  • Policy on the reconvening of the Geneva Conference.3 Positions of the various parties should be reviewed, with an assessment of the prospects for serious negotiations beginning this year. Alternatives to Geneva should be explored.
  • Policy on the Palestinians. Analyze the options for handling the question of Palestinian representation in the peace settlement process, including the question of U.S. contact with the Palestine Liberation Organization.4
  • Timing of any new initiative. Considering the Israeli internal situation, inter-Arab politics, and Saudi restraint on oil prices, analyse the optimal timing for a new U.S. diplomatic initiative aimed at promoting a settlement.

The review should be no more than 20 pages in length. It should be submitted to the Policy Review Committee by January 31, 1977.

Zbigniew Brzezinski
  1. Source: Carter Library, National Security Affairs, Staff Material, Middle East File, Subject File, Box 6, Boycott: 1/77. Secret.
  2. The Arab League declared a boycott on December 2, 1945, prohibiting trade between Arab countries and Israel. By 1948, this boycott had evolved into three components: a continuation of the primary boycott established in 1945, a boycott of any companies that operated in Israel, and a boycott of those companies that had relationships with companies that operated in Israel.
  3. The Geneva Conference first convened on December 21, 1973, in Geneva, Switzerland under the co-chairmanship of the United States and Soviet Union. Foreign Ministers from Israel, Egypt, and Jordan attended the conference in an attempt to implement U.N. Resolution 338, which called for negotiations among Israel, Egypt, Jordan, and Syria “aimed at establishing a just and durable peace in the Middle East.” Syria chose not to attend because the United States and Israel refused to recognize the PLO as the representative body for the Palestinians at the conference since the PLO refused to recognize Israel’s right to exist. The Foreign Ministers left Geneva by December 29 with the stated intention to reconvene at a future date, but this never occurred. See Foreign Relations, 1969–1976, vol. XXV, Arab-Israeli Crisis and War, 1973, Document 415.
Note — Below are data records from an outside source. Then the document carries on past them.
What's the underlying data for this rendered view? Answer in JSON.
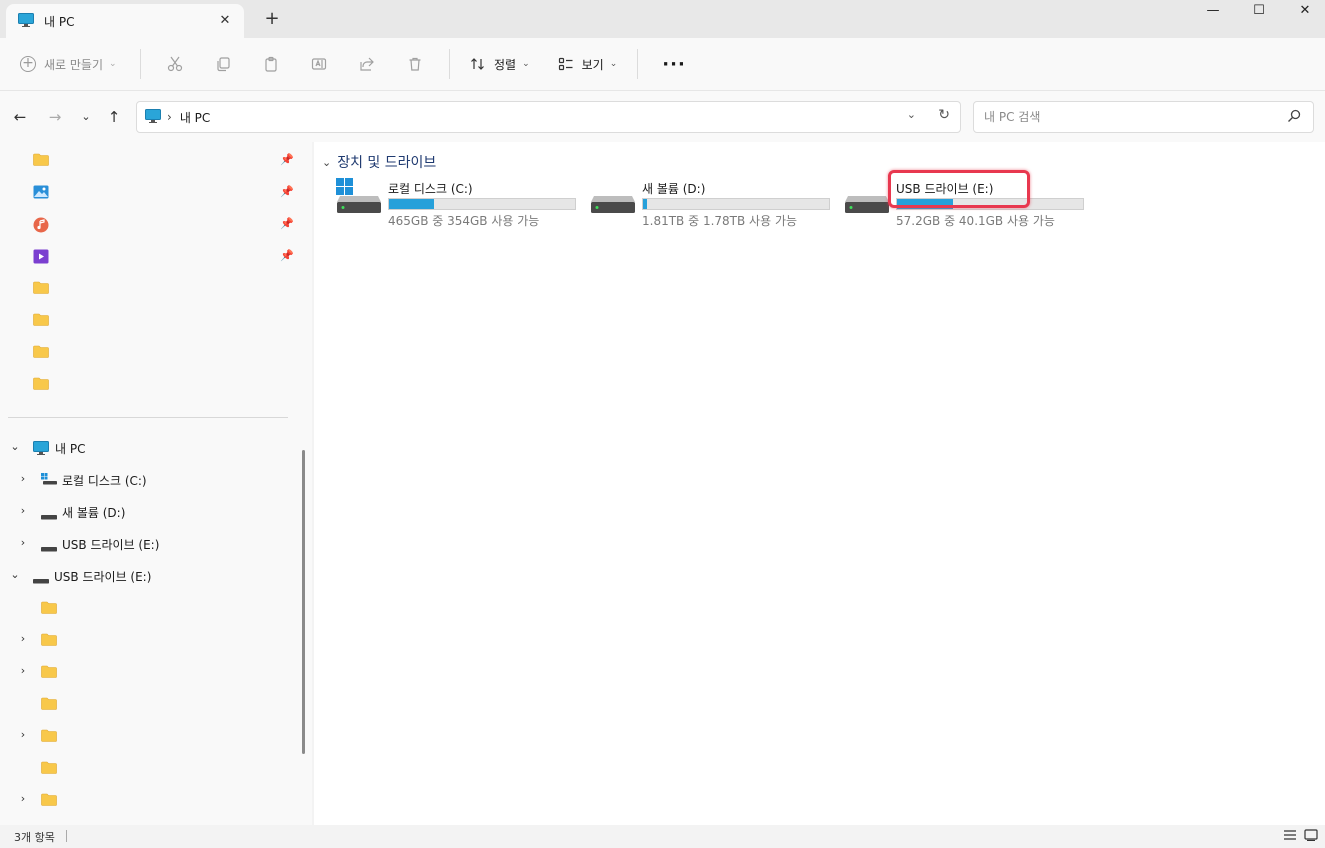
{
  "tab": {
    "title": "내 PC",
    "close_glyph": "✕",
    "new_tab_glyph": "+"
  },
  "window_controls": {
    "minimize": "—",
    "maximize": "☐",
    "close": "✕"
  },
  "toolbar": {
    "new_label": "새로 만들기",
    "sort_label": "정렬",
    "view_label": "보기",
    "more_label": "···"
  },
  "address": {
    "crumb": "내 PC",
    "search_placeholder": "내 PC 검색"
  },
  "sidebar": {
    "tree": {
      "this_pc": "내 PC",
      "local_disk_c": "로컬 디스크 (C:)",
      "new_volume_d": "새 볼륨 (D:)",
      "usb_e_child": "USB 드라이브 (E:)",
      "usb_e_root": "USB 드라이브 (E:)"
    }
  },
  "content": {
    "group_title": "장치 및 드라이브",
    "drives": [
      {
        "name": "로컬 디스크 (C:)",
        "free_text": "465GB 중 354GB 사용 가능",
        "used_fraction": 0.24
      },
      {
        "name": "새 볼륨 (D:)",
        "free_text": "1.81TB 중 1.78TB 사용 가능",
        "used_fraction": 0.02
      },
      {
        "name": "USB 드라이브 (E:)",
        "free_text": "57.2GB 중 40.1GB 사용 가능",
        "used_fraction": 0.3
      }
    ]
  },
  "status": {
    "item_count": "3개 항목"
  },
  "colors": {
    "accent": "#26a0da",
    "highlight": "#e8384f",
    "folder": "#f8c84a",
    "group_title": "#1f3a70"
  }
}
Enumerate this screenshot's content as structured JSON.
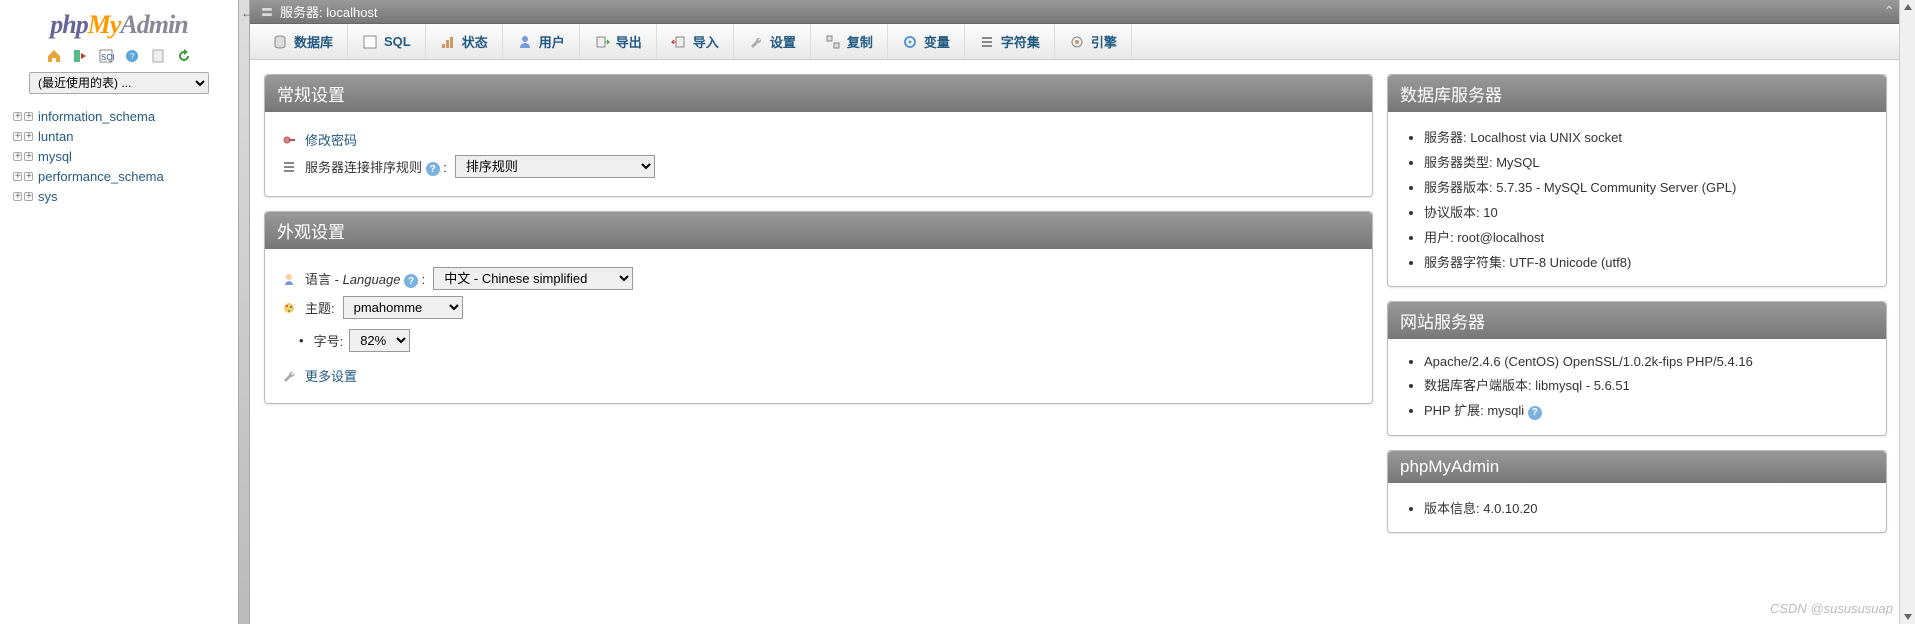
{
  "logo": {
    "php": "php",
    "my": "My",
    "admin": "Admin"
  },
  "recent_tables_placeholder": "(最近使用的表) ...",
  "databases": [
    "information_schema",
    "luntan",
    "mysql",
    "performance_schema",
    "sys"
  ],
  "breadcrumb": {
    "label": "服务器: localhost"
  },
  "tabs": [
    {
      "id": "databases",
      "label": "数据库"
    },
    {
      "id": "sql",
      "label": "SQL"
    },
    {
      "id": "status",
      "label": "状态"
    },
    {
      "id": "users",
      "label": "用户"
    },
    {
      "id": "export",
      "label": "导出"
    },
    {
      "id": "import",
      "label": "导入"
    },
    {
      "id": "settings",
      "label": "设置"
    },
    {
      "id": "replication",
      "label": "复制"
    },
    {
      "id": "variables",
      "label": "变量"
    },
    {
      "id": "charsets",
      "label": "字符集"
    },
    {
      "id": "engines",
      "label": "引擎"
    }
  ],
  "panels": {
    "general": {
      "title": "常规设置",
      "change_password": "修改密码",
      "collation_label": "服务器连接排序规则",
      "collation_value": "排序规则"
    },
    "appearance": {
      "title": "外观设置",
      "language_label": "语言",
      "language_en": "Language",
      "language_value": "中文 - Chinese simplified",
      "theme_label": "主题:",
      "theme_value": "pmahomme",
      "fontsize_label": "字号:",
      "fontsize_value": "82%",
      "more_settings": "更多设置"
    },
    "dbserver": {
      "title": "数据库服务器",
      "items": [
        "服务器: Localhost via UNIX socket",
        "服务器类型: MySQL",
        "服务器版本: 5.7.35 - MySQL Community Server (GPL)",
        "协议版本: 10",
        "用户: root@localhost",
        "服务器字符集: UTF-8 Unicode (utf8)"
      ]
    },
    "webserver": {
      "title": "网站服务器",
      "items_pre": [
        "Apache/2.4.6 (CentOS) OpenSSL/1.0.2k-fips PHP/5.4.16",
        "数据库客户端版本: libmysql - 5.6.51"
      ],
      "php_ext_label": "PHP 扩展: mysqli"
    },
    "pma": {
      "title": "phpMyAdmin",
      "version_label": "版本信息: 4.0.10.20"
    }
  },
  "watermark": "CSDN @susususuap"
}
  4. U.S. official policy precluded contact with the PLO based on the PLO’s refusal to recognize Israel’s right to exist. However, some contact had been made by the Nixon administration, most recently in March 1974. See Foreign Relations, 1969–1976, vol. XXVI, Arab-Israeli Dispute, 1974–1976, Document 30.